Every line of the records below that holds the word "Ctrl" belongs in the answer.

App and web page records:
== Segment start ==
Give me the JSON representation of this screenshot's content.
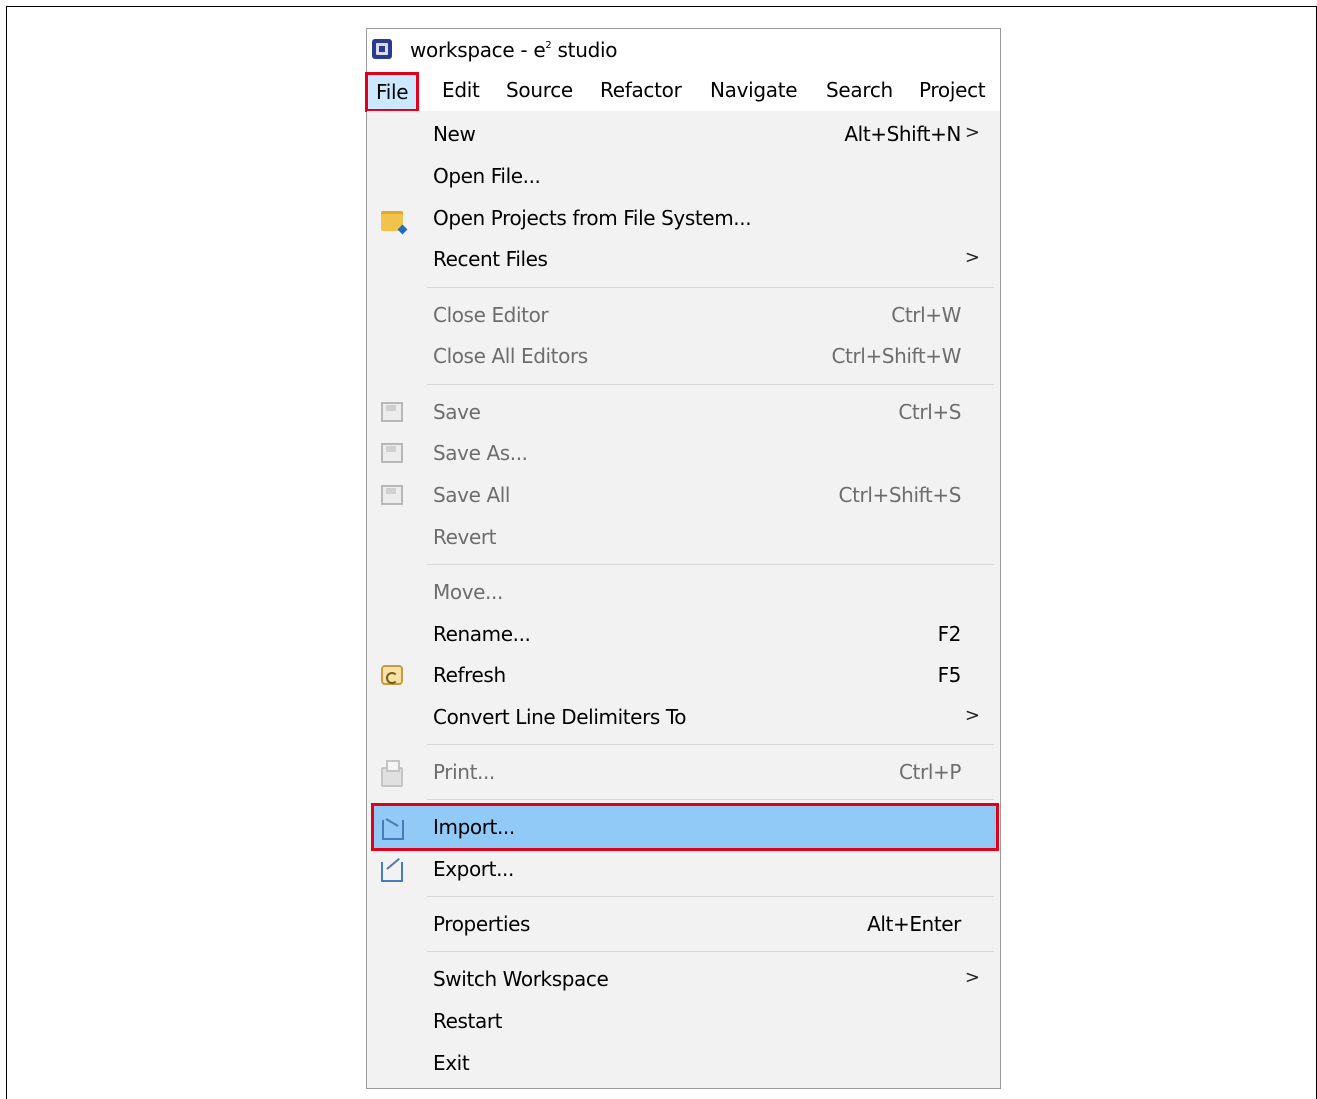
{
  "window": {
    "title_prefix": "workspace - e",
    "title_sup": "2",
    "title_suffix": " studio"
  },
  "menubar": {
    "items": [
      "File",
      "Edit",
      "Source",
      "Refactor",
      "Navigate",
      "Search",
      "Project"
    ]
  },
  "file_menu": {
    "new": {
      "label": "New",
      "shortcut": "Alt+Shift+N",
      "arrow": ">"
    },
    "open_file": {
      "label": "Open File..."
    },
    "open_projects": {
      "label": "Open Projects from File System..."
    },
    "recent_files": {
      "label": "Recent Files",
      "arrow": ">"
    },
    "close_editor": {
      "label": "Close Editor",
      "shortcut": "Ctrl+W"
    },
    "close_all": {
      "label": "Close All Editors",
      "shortcut": "Ctrl+Shift+W"
    },
    "save": {
      "label": "Save",
      "shortcut": "Ctrl+S"
    },
    "save_as": {
      "label": "Save As..."
    },
    "save_all": {
      "label": "Save All",
      "shortcut": "Ctrl+Shift+S"
    },
    "revert": {
      "label": "Revert"
    },
    "move": {
      "label": "Move..."
    },
    "rename": {
      "label": "Rename...",
      "shortcut": "F2"
    },
    "refresh": {
      "label": "Refresh",
      "shortcut": "F5"
    },
    "convert": {
      "label": "Convert Line Delimiters To",
      "arrow": ">"
    },
    "print": {
      "label": "Print...",
      "shortcut": "Ctrl+P"
    },
    "import": {
      "label": "Import..."
    },
    "export": {
      "label": "Export..."
    },
    "properties": {
      "label": "Properties",
      "shortcut": "Alt+Enter"
    },
    "switch_ws": {
      "label": "Switch Workspace",
      "arrow": ">"
    },
    "restart": {
      "label": "Restart"
    },
    "exit": {
      "label": "Exit"
    }
  },
  "colors": {
    "highlight": "#91c9f7",
    "annotation_red": "#e2001a",
    "menu_bg": "#f2f2f2",
    "disabled_text": "#6d6d6d"
  }
}
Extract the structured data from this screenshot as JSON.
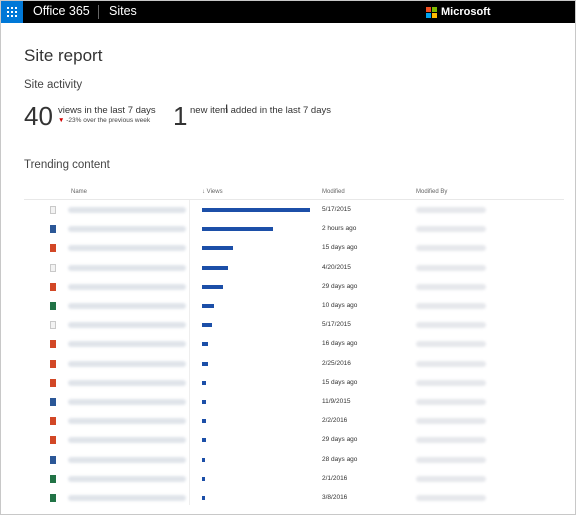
{
  "topbar": {
    "app_name": "Office 365",
    "site_label": "Sites",
    "vendor": "Microsoft"
  },
  "report": {
    "title": "Site report",
    "activity_heading": "Site activity",
    "views_count": "40",
    "views_label": "views in the last 7 days",
    "views_change": "-23% over the previous week",
    "new_count": "1",
    "new_label": "new item added in the last 7 days",
    "trending_heading": "Trending content"
  },
  "table": {
    "columns": [
      "Name",
      "Views",
      "Modified",
      "Modified By"
    ],
    "sort_indicator": "↓",
    "rows": [
      {
        "icon": "doc",
        "views": 100,
        "modified": "5/17/2015"
      },
      {
        "icon": "word",
        "views": 66,
        "modified": "2 hours ago"
      },
      {
        "icon": "ppt",
        "views": 29,
        "modified": "15 days ago"
      },
      {
        "icon": "doc",
        "views": 24,
        "modified": "4/20/2015"
      },
      {
        "icon": "ppt",
        "views": 19,
        "modified": "29 days ago"
      },
      {
        "icon": "excel",
        "views": 11,
        "modified": "10 days ago"
      },
      {
        "icon": "doc",
        "views": 9,
        "modified": "5/17/2015"
      },
      {
        "icon": "ppt",
        "views": 6,
        "modified": "16 days ago"
      },
      {
        "icon": "ppt",
        "views": 6,
        "modified": "2/25/2016"
      },
      {
        "icon": "ppt",
        "views": 4,
        "modified": "15 days ago"
      },
      {
        "icon": "word",
        "views": 4,
        "modified": "11/9/2015"
      },
      {
        "icon": "ppt",
        "views": 4,
        "modified": "2/2/2016"
      },
      {
        "icon": "ppt",
        "views": 4,
        "modified": "29 days ago"
      },
      {
        "icon": "word",
        "views": 3,
        "modified": "28 days ago"
      },
      {
        "icon": "excel",
        "views": 2,
        "modified": "2/1/2016"
      },
      {
        "icon": "excel",
        "views": 2,
        "modified": "3/8/2016"
      }
    ]
  },
  "colors": {
    "accent": "#0078d7",
    "bar": "#1c4fa8",
    "down_arrow": "#d40000",
    "ms_red": "#f25022",
    "ms_green": "#7fba00",
    "ms_blue": "#00a4ef",
    "ms_yellow": "#ffb900"
  }
}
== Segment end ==
Response area:
      "shortcut": "Ctrl+W"
      "shortcut": "Ctrl+Shift+W"
      "shortcut": "Ctrl+S"
      "shortcut": "Ctrl+Shift+S"
      "shortcut": "Ctrl+P"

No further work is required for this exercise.